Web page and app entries
________________
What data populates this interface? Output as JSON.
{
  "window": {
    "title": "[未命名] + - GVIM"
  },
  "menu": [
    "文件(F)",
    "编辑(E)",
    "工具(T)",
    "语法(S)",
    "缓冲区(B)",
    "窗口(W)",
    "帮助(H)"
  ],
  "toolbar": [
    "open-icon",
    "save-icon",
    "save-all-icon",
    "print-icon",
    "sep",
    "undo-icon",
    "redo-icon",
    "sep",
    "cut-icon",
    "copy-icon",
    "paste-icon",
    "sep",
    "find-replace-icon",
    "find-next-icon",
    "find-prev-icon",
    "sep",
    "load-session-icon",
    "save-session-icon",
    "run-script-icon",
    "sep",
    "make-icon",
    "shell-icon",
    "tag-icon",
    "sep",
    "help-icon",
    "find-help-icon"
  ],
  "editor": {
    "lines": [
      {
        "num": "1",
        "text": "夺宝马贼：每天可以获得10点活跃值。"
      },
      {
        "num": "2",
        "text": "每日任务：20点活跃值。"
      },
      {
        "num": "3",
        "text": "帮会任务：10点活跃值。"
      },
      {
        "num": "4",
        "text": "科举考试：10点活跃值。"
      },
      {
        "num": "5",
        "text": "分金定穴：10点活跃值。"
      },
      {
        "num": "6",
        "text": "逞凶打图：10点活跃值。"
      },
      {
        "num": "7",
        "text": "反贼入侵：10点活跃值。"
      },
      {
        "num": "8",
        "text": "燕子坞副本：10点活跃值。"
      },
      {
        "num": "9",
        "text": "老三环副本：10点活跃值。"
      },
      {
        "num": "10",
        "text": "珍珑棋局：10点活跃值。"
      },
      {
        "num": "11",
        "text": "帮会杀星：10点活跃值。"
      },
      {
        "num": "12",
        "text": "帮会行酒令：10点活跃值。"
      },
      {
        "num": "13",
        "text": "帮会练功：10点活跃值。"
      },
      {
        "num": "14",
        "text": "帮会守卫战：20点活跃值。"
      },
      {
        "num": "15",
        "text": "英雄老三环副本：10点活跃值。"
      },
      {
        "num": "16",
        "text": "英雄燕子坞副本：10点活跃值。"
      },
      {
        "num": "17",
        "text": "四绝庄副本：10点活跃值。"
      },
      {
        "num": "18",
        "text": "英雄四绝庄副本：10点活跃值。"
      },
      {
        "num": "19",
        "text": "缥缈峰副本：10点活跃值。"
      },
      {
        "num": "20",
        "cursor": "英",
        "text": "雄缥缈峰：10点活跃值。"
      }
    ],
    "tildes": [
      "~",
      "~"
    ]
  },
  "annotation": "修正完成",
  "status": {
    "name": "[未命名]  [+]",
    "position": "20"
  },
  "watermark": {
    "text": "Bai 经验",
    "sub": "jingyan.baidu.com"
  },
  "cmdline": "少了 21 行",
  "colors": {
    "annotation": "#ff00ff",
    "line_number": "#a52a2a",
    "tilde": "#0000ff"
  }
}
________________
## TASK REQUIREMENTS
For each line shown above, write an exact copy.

## EXPECTED ANSWER
What data populates this interface? Output as JSON.
{
  "window": {
    "title": "[未命名] + - GVIM"
  },
  "menu": [
    "文件(F)",
    "编辑(E)",
    "工具(T)",
    "语法(S)",
    "缓冲区(B)",
    "窗口(W)",
    "帮助(H)"
  ],
  "toolbar": [
    "open-icon",
    "save-icon",
    "save-all-icon",
    "print-icon",
    "sep",
    "undo-icon",
    "redo-icon",
    "sep",
    "cut-icon",
    "copy-icon",
    "paste-icon",
    "sep",
    "find-replace-icon",
    "find-next-icon",
    "find-prev-icon",
    "sep",
    "load-session-icon",
    "save-session-icon",
    "run-script-icon",
    "sep",
    "make-icon",
    "shell-icon",
    "tag-icon",
    "sep",
    "help-icon",
    "find-help-icon"
  ],
  "editor": {
    "lines": [
      {
        "num": "1",
        "text": "夺宝马贼：每天可以获得10点活跃值。"
      },
      {
        "num": "2",
        "text": "每日任务：20点活跃值。"
      },
      {
        "num": "3",
        "text": "帮会任务：10点活跃值。"
      },
      {
        "num": "4",
        "text": "科举考试：10点活跃值。"
      },
      {
        "num": "5",
        "text": "分金定穴：10点活跃值。"
      },
      {
        "num": "6",
        "text": "逞凶打图：10点活跃值。"
      },
      {
        "num": "7",
        "text": "反贼入侵：10点活跃值。"
      },
      {
        "num": "8",
        "text": "燕子坞副本：10点活跃值。"
      },
      {
        "num": "9",
        "text": "老三环副本：10点活跃值。"
      },
      {
        "num": "10",
        "text": "珍珑棋局：10点活跃值。"
      },
      {
        "num": "11",
        "text": "帮会杀星：10点活跃值。"
      },
      {
        "num": "12",
        "text": "帮会行酒令：10点活跃值。"
      },
      {
        "num": "13",
        "text": "帮会练功：10点活跃值。"
      },
      {
        "num": "14",
        "text": "帮会守卫战：20点活跃值。"
      },
      {
        "num": "15",
        "text": "英雄老三环副本：10点活跃值。"
      },
      {
        "num": "16",
        "text": "英雄燕子坞副本：10点活跃值。"
      },
      {
        "num": "17",
        "text": "四绝庄副本：10点活跃值。"
      },
      {
        "num": "18",
        "text": "英雄四绝庄副本：10点活跃值。"
      },
      {
        "num": "19",
        "text": "缥缈峰副本：10点活跃值。"
      },
      {
        "num": "20",
        "cursor": "英",
        "text": "雄缥缈峰：10点活跃值。"
      }
    ],
    "tildes": [
      "~",
      "~"
    ]
  },
  "annotation": "修正完成",
  "status": {
    "name": "[未命名]  [+]",
    "position": "20"
  },
  "watermark": {
    "text": "Bai 经验",
    "sub": "jingyan.baidu.com"
  },
  "cmdline": "少了 21 行",
  "colors": {
    "annotation": "#ff00ff",
    "line_number": "#a52a2a",
    "tilde": "#0000ff"
  }
}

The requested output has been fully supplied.